TASK TO COMPLETE: Please report each line of the data below that contains "category".

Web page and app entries
╔══

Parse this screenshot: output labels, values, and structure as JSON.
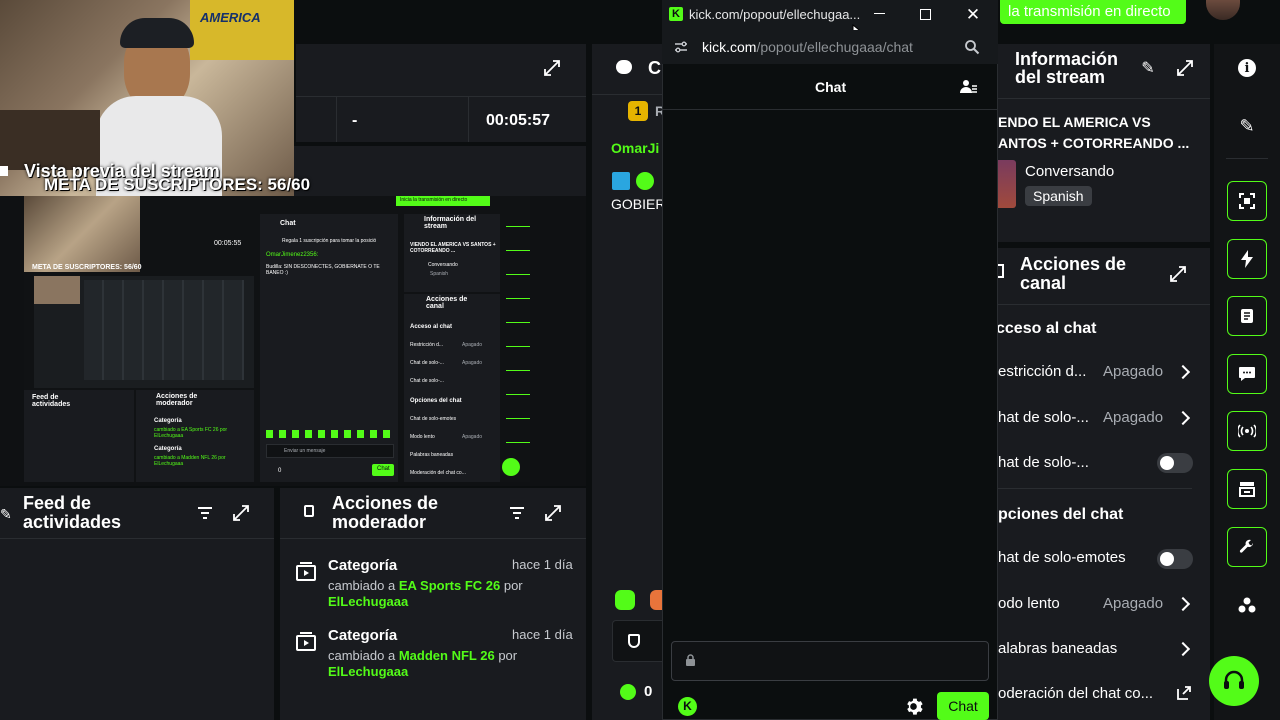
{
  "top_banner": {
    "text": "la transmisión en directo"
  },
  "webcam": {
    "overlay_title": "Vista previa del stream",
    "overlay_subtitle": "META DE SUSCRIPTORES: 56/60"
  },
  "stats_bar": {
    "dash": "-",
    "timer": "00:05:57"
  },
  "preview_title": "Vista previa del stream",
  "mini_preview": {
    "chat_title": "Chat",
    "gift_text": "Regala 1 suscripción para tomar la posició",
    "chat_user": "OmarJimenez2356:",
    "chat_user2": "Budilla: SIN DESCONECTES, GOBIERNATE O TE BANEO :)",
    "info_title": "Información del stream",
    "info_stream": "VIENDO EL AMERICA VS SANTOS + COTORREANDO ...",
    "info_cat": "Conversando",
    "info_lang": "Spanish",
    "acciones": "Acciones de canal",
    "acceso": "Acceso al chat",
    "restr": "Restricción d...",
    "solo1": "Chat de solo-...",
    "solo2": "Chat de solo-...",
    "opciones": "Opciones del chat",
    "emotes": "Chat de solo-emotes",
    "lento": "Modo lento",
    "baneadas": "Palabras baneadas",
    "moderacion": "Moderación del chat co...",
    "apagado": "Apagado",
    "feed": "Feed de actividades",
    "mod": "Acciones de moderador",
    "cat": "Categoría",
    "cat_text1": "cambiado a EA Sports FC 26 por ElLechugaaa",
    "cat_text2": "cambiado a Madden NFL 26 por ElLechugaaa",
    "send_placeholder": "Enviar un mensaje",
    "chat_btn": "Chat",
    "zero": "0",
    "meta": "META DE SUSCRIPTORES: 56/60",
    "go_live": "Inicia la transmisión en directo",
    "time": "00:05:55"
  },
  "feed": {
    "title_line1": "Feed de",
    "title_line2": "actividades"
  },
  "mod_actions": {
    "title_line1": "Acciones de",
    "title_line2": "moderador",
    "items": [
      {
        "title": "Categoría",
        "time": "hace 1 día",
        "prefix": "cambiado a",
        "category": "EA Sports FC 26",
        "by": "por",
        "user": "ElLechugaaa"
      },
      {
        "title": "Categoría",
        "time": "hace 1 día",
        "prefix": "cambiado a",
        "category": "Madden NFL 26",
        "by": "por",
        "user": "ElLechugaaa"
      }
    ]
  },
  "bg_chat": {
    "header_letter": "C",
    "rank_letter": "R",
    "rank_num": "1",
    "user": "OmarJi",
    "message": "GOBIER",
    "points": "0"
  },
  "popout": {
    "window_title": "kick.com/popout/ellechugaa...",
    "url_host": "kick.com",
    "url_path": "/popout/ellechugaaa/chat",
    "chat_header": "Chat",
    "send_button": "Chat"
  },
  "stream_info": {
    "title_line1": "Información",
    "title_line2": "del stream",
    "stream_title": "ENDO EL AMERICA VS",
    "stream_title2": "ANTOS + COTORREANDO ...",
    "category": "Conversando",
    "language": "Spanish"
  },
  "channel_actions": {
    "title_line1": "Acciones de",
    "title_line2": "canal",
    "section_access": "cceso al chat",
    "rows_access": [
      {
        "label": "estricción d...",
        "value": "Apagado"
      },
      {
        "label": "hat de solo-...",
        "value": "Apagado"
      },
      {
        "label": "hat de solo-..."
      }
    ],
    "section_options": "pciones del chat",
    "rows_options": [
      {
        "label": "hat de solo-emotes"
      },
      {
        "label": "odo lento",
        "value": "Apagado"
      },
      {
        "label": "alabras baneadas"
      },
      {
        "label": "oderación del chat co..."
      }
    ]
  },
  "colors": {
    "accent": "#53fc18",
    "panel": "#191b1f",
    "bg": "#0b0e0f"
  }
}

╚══

RESPONSE:
        "category": "EA Sports FC 26",
        "category": "Madden NFL 26",
    "category": "Conversando",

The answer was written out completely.